------ Study material ------

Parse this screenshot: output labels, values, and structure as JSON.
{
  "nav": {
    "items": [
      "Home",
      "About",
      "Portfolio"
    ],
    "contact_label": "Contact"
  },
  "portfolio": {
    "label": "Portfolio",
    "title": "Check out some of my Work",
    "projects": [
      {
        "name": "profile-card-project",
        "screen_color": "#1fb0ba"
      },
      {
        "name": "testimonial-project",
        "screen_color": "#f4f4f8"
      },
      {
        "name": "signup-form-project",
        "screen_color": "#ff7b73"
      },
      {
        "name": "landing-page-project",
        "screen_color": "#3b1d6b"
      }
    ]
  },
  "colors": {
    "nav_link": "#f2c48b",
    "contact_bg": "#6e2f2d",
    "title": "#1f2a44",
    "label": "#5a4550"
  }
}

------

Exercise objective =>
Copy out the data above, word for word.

Exercise output =>
Parse this screenshot: output labels, values, and structure as JSON.
{
  "nav": {
    "items": [
      "Home",
      "About",
      "Portfolio"
    ],
    "contact_label": "Contact"
  },
  "portfolio": {
    "label": "Portfolio",
    "title": "Check out some of my Work",
    "projects": [
      {
        "name": "profile-card-project",
        "screen_color": "#1fb0ba"
      },
      {
        "name": "testimonial-project",
        "screen_color": "#f4f4f8"
      },
      {
        "name": "signup-form-project",
        "screen_color": "#ff7b73"
      },
      {
        "name": "landing-page-project",
        "screen_color": "#3b1d6b"
      }
    ]
  },
  "colors": {
    "nav_link": "#f2c48b",
    "contact_bg": "#6e2f2d",
    "title": "#1f2a44",
    "label": "#5a4550"
  }
}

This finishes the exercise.